Live somewhere long enough, and you’re bound to start taking the elements for granted that give the place its magic. The antidote, of course, is to look at them from a new perspective. And when it comes to Boston, whether you’re newly arrived or learning the city’s history for the first time—or just trying to better understand and appreciate your own backyard—there’s no better way to do it than via human power. The following three urban adventures each connect a sampling of Boston’s most famous historic sites. From a bike path that traces Paul Revere’s ride to a running loop tagging three iconic Boston views, these routes will enhance any visit or at least help you see your hometown in a whole new light.
Run: The Boston Trifecta
Just shy of 6 miles, this road-running loop connects three of Boston’s most iconic attractions (Fenway Park, Boston Common, and the Charles River) via a system of verdant greenways. Along the way, you’ll pass the famous Good Will Hunting Bench in Boston’s oldest public garden, cruise by the spires of Trinity Church, and encircle the fragrant Kelleher Rose Garden.
To do the loop, start in Boston Common (if you’re taking the T, get off at the Boylston Stop). Head east to enter the Boston Public Garden. Here, you’ll jog around clockwise (keep an eye out for swans in the lagoon) until you gain the Commonwealth Avenue Mall, a long strip of tree-lined walks and monuments that stretches a little over a mile.
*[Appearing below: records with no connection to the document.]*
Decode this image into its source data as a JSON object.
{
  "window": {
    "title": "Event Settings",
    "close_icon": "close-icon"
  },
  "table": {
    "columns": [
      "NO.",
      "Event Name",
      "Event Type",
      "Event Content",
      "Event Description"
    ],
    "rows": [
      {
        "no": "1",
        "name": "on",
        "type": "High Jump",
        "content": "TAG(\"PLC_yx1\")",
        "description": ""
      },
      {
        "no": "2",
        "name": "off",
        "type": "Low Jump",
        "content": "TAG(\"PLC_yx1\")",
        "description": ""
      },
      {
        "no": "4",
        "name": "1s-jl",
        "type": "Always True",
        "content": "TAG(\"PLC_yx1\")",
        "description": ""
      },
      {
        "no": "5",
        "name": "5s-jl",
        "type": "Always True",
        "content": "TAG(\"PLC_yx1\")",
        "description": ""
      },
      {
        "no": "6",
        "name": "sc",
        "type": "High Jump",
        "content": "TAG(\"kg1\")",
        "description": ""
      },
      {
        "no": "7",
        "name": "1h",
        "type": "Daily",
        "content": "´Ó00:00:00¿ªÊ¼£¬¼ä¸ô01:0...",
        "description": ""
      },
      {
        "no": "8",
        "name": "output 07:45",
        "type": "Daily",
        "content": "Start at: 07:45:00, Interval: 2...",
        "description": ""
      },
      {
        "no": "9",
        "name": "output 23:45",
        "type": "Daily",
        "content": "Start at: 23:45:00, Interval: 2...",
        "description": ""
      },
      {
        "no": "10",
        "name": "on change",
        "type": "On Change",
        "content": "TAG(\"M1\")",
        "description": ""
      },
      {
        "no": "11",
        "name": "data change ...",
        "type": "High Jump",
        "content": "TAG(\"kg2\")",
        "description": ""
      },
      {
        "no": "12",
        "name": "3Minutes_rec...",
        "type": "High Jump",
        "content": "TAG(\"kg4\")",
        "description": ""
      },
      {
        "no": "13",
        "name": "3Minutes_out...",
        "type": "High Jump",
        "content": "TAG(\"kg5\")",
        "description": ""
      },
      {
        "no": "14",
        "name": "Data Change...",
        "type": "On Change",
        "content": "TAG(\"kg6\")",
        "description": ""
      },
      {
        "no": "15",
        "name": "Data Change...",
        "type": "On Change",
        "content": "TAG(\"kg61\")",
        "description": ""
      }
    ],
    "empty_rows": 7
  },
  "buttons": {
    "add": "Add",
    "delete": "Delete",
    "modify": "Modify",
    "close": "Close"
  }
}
At the end of the mall, head south through Charlesgate Park and loop through the Back Bay Fens until you get to the rose garden. Here, head north to skirt around the Fenway Park field and try to catch a whiff of Cracker Jack and fresh-cut grass. Just northeast of the field, use a pedestrian bridge to cross Storrow Drive and gain the Charles River Bike Path. A little over a mile later, you’ll use another bridge to exit the bike path. This will take you south back toward Boston Public Garden and the start of the loop.